September 28, 2020
OFFICE OF THE SPECIAL ATTORNEY GENERAL OF
THE BOLIVARIAN REPUBLIC OF VENEZUELA
PRESIDENTIAL ADVISORY COMMITTEE FOR THE RENEGOTIATION OF DE VENEZUELAN DEBT
STATEMENT REGARDING THE PRESCRIPTION CLAUSE IN
CERTAIN GLOBAL BONDS ISSUED BY THE BOLIVARIAN REPUBLIC OF VENEZUELA AND STATUTE OF LIMITATIONS CONSIDERATIONS
On behalf of the Interim Government and the National Assembly (the “Authorities”) of the Bolivarian Republic of Venezuela (the “Republic” or “Venezuela”), the [Office of the Special Attorney of the Republic] hereby issues the following statement with respect to (i) the prescription clause (the “Prescription Clause”) contained in certain U.S. dollar denominated bonds (the “Republic Bonds”) issued by the Republic and (ii) statute of limitations considerations relating to the Republic Bonds and U.S. dollar denominated bonds issued by Petróleos de Venezuela, S.A. (“PDVSA”) and C.A. La Electricidad de Caracas (“EDC”).
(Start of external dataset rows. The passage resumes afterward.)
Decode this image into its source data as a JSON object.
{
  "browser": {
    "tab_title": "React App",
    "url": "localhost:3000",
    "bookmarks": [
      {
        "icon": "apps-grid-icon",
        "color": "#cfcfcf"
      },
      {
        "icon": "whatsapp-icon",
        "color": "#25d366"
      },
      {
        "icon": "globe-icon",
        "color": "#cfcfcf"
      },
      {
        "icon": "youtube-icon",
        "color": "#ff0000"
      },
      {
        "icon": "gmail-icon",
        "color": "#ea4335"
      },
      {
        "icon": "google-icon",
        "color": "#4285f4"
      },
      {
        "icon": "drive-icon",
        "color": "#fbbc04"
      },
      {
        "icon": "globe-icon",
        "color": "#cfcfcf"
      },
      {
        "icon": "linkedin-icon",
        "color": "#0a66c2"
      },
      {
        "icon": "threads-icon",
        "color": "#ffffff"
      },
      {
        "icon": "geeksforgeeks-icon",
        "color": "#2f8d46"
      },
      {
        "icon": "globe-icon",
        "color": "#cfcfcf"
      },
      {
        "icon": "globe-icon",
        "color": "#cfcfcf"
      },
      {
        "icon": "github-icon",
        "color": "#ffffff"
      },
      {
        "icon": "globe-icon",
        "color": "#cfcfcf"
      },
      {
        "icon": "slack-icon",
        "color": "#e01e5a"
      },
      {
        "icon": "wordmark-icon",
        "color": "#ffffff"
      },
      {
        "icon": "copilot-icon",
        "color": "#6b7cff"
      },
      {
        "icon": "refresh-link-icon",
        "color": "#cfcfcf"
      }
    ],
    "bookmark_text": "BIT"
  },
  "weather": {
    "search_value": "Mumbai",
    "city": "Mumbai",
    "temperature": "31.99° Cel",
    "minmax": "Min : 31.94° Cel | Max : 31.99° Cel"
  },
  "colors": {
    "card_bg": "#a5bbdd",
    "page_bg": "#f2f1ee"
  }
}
The Prescription Clause in the Republic Bonds reads as follows:
Claims in respect of principal and interest will become void unless presentation for payment is made within a period of ten years in the case of principal and three years in the case of interest from the Relevant Date, to the extent permitted by applicable law. “Relevant Date” means whichever is the later of (i) the date on which any such payment first becomes due and (ii) if the full amount payable has not been received by the Fiscal Agent on or prior to such due date, the date on which, the full amount having been so received, notice to that effect shall have been given to the Bondholders. (Emphasis added.)
The Prescription Clause addresses situations where the Fiscal Agent holds amounts paid by the Republic that are unclaimed by, or otherwise not distributed to, bondholders. As the use of “the later of” formulation in the Prescription Clause makes clear, the ten- and three-year periods set out in the Prescription Clause will not begin to run unless and until (i) the Fiscal Agent receives the full amount payable by the Republic and (ii) notice to that effect is given to the bondholders.
The Authorities are not aware of a situation in which these two conditions have been satisfied in connection with an overdue amount of principal or interest payable under any of the Republic Bonds. Accordingly, it is the view of the Authorities that the contractual prescription period has not begun to run in respect of such amounts.
None of the foregoing affects the six-year statute of limitation period under New York law during which holders of the Republic Bonds may bring claims against the Republic for unpaid principal or interest.
Further, U.S. dollar-denominated bonds issued by PDVSA and EDC contain language providing that claims for the unpaid principal and interest against PDVSA and EDC (as applicable) “will be prescribed unless made within six years of the due date for payment.” (Emphasis added.) This is consistent with the statute of limitations period under New York law for this type of claim.
The National Assembly is aware that the Maduro regime has now defaulted on all of the Republic’s U.S. dollar-denominated bonds and that PDVSA and EDC are also in default on their U.S. dollar-denominated bonds. Those defaults commenced in the second and third calendar quarters of 2017 and have persisted since that time. Given the six-year statute of limitations period under New York law applicable to claims for these defaulted amounts, the Authorities do not expect that any of these claims will become time-barred in a New York court as a result of the expiration of the statute of limitations until, at the earliest, sometime in 2023.
As confirmed repeatedly by U.S. courts, under the law of the United States the Interim Government is the only recognized government of the Republic. As such, the Interim Government is the sole body with the legal authority to bind the Republic in contractual matters; the illegitimate regime of Nicolás Maduro lacks that power. In this context, the Authorities wish to reiterate that if any contractual undertakings of the Republic are in danger of becoming time-barred as a result of the running of the statute of limitations (the Authorities are not aware of any such situation at this time), the Authorities will entertain proposals to extend the statute of limitations period so as to avoid the need for the claimant to bring a lawsuit to preserve its claim. The Authorities will recommend to the ad hoc Boards of Venezuela’s other public sector obligors that they adopt a similar policy with respect to their international contracts.
The Authorities appreciate the forbearance shown by most of the Republic’s creditors in pursuing legal remedies under the defaulted bonds. That forbearance is particularly appreciated in light of the dire humanitarian crisis in Venezuela, now aggravated by the COVID-19 pandemic. Although addressing this humanitarian crisis will naturally be a first priority for the Authorities following the restoration of democracy in the country, the Authorities remain committed to pursuing an orderly, consensual restructuring of the Chávez/Maduro era legacy claims against public sector obligors once this becomes legally feasible.